Dr Jodie Crane
Jodie completed her PhD at the University of Sheffield in 2014, studying vocal communication in the chestnut-crowned babbler, a cooperatively breeding bird endemic to south-eastern Australia. Since then she has been the Ornithological Warden for the Calf of Man Bird Observatory, and a Senior Research Assistant with the RSPB, tracking seabird movements on Fair Isle. She previously worked as a Research Assistant on Skomer Island as part of a long-term population study on guillemots. She is an active bird ringer, and has a British Trust for Ornithology A-permit and training endorsement.
Jodie’s primary research interest is in bioacoustics. During her PhD she worked on the structure and function of call repertoires in birds, and how vocal communication mediates social behaviour within groups. She is particularly interested in whether social complexity drives vocal complexity, and in relationships between the different calls comprising a species’ repertoire. Whilst conducting playback experiments for her PhD she became interested in the broader links between communication and cognition. Here at UCC, she will be working with Prof. John Quinn investigating the evolutionary ecology of cognition in wild great tits.
- Crane, J M S, Savage, J L, & Russell, AF (2016). Diversity and function of vocalisations in the cooperatively breeding chestnut-crowned babbler. Emu 116(3) 241-253.
- Crane, J M S†, Engesser, S†, Savage, J L, Russell, A F, Townsend S W (2015). Experimental evidence for phonemic contrast in a nonhuman vocal system. PLOS Biology 13(6) e1002171. († Joint first authorship.)

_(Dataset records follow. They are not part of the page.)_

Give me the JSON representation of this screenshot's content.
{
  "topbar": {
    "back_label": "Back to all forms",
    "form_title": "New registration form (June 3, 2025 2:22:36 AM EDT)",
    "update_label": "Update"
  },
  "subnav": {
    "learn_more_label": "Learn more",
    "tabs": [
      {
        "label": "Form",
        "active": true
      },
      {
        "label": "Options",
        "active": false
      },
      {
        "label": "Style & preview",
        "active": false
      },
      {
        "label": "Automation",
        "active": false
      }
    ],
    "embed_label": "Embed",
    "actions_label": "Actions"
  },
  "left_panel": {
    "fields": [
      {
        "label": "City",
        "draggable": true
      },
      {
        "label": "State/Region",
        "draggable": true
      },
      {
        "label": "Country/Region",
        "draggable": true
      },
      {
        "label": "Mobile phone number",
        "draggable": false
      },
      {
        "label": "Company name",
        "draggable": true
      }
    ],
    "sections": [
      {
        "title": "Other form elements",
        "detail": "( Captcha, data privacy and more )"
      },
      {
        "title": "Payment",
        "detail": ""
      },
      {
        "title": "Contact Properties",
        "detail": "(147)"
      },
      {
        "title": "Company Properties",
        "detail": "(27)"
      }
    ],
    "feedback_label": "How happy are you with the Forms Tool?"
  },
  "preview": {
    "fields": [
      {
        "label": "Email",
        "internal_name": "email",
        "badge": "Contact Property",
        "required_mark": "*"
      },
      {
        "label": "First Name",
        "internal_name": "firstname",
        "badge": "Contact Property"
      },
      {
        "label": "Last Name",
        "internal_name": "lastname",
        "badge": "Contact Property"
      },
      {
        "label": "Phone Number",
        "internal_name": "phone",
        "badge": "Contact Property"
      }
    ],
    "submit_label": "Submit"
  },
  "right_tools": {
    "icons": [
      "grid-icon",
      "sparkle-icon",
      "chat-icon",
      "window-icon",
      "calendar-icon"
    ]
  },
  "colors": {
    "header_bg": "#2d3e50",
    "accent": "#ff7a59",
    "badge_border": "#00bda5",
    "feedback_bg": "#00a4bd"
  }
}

- Crane, J M S, Pick, J L, Tribe, A J, Vincze, E, Hatchwell, B J, Russell, A F (2015). Chestnut-crowned babblers show affinity for calls of removed group members: a dual playback without expectancy violation. Animal Behaviour, 104, 51-57.
- Crane, J M S (2014) Vocal communication in the cooperatively breeding chestnut-crowned babbler. PhD Thesis, Department of Animal and Plant Sciences, University of Sheffield.
Recent media coverage of publication:
- “Babblers speak to the origin of language” - The Guardian